Organizations should also implement outbound egress filtering and allow listing, Carmakal says.
"We recommend, where and when possible, leveraging outbound allow listing in order for a system to be able to connect out to the internet and where feasible, attempt to do that for recursive DNS as well," Carmakal says.
Inbound allow listing is common, but not many organizations do outbound allow listing because it's difficult to set up, Carmakal says. Newly created servers, for example, make many outbound connections, he said. But setting it up could potentially stop attackers from exfiltrating data.
Ellis says egress filtering may "end up being the primary containment strategy, long term."
There are also WAFs. WAF vendors write signatures that can detect strings that look like attacks or defend against known ones. But often those signatures are generic, says William Coulter, a senior security consultant with Alchemy Security Consulting in Adelaide, Australia.
Threat actors often have access to firewalls for testing and manually experiment with exploits that can evade WAFs, he says. Also, even if WAFs catch attacks, the bug still may be useful for privilege escalation once inside systems, Coulter says.

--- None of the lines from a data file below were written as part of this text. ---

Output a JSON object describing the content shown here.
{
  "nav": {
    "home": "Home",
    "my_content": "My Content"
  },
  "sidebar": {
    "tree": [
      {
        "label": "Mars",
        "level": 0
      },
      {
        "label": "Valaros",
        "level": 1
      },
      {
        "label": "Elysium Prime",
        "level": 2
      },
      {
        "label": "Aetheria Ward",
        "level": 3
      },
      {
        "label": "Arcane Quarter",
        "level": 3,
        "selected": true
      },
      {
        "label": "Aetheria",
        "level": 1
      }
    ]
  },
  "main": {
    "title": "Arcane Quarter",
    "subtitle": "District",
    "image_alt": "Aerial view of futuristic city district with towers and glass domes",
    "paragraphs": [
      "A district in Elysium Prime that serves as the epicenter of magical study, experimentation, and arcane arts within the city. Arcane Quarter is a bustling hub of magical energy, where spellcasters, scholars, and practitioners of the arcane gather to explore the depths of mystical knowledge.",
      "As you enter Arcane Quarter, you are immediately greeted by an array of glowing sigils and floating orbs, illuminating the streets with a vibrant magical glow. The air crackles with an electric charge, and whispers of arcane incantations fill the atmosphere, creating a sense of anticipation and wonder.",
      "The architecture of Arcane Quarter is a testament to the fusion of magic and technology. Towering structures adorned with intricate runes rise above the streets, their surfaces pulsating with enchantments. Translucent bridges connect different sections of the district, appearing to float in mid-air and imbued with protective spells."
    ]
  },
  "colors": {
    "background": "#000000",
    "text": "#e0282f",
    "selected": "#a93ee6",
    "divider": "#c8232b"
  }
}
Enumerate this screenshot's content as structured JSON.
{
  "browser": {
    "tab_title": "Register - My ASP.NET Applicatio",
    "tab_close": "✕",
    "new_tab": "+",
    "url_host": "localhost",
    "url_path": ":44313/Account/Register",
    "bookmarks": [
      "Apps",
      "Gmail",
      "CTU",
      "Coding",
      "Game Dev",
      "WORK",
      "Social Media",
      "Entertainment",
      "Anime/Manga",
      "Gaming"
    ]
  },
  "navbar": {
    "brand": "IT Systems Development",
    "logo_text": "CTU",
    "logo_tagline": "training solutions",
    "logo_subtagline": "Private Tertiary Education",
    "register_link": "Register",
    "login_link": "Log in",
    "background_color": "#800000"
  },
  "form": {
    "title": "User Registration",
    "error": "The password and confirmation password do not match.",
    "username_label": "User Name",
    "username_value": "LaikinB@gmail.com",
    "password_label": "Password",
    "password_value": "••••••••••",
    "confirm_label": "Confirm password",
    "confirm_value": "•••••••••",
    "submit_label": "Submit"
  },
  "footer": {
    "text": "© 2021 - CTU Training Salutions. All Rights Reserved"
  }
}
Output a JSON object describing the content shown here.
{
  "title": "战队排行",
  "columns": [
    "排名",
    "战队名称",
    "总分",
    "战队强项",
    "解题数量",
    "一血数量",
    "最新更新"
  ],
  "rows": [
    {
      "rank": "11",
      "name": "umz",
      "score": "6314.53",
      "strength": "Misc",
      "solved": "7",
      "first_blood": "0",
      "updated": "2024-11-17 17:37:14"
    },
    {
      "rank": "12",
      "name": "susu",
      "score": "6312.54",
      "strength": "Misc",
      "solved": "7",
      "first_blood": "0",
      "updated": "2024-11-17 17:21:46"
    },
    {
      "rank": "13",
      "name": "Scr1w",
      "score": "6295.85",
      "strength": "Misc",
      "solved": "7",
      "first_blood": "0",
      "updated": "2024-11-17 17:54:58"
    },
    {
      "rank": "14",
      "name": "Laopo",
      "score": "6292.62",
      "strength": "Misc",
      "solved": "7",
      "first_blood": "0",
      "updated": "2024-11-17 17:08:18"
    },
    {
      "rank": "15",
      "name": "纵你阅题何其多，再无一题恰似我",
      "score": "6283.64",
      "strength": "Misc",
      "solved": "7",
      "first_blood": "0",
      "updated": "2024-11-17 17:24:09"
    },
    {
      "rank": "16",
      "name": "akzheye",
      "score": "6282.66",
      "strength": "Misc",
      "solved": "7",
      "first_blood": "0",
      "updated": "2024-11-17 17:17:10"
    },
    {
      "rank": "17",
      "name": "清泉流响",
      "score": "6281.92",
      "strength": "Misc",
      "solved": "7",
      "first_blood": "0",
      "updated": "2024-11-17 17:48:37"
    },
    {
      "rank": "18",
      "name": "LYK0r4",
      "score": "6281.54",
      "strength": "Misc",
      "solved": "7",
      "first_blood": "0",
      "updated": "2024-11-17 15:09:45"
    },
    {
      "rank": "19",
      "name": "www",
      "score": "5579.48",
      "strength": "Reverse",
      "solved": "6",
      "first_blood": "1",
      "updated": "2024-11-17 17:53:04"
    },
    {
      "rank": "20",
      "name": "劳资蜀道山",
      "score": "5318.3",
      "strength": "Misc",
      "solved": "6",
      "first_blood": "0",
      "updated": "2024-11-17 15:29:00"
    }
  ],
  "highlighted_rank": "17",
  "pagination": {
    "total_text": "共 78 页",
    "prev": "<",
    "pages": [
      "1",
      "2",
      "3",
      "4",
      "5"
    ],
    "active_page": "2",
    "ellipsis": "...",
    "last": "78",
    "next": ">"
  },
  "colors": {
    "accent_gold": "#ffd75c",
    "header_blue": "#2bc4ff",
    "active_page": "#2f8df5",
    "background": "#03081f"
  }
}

"I think it's going be a great privilege escalation technique or even for persistence," says Coulter, who is a penetration tester. "If you can find Log4j 2 or an Apache box floating around, you can just hit it up."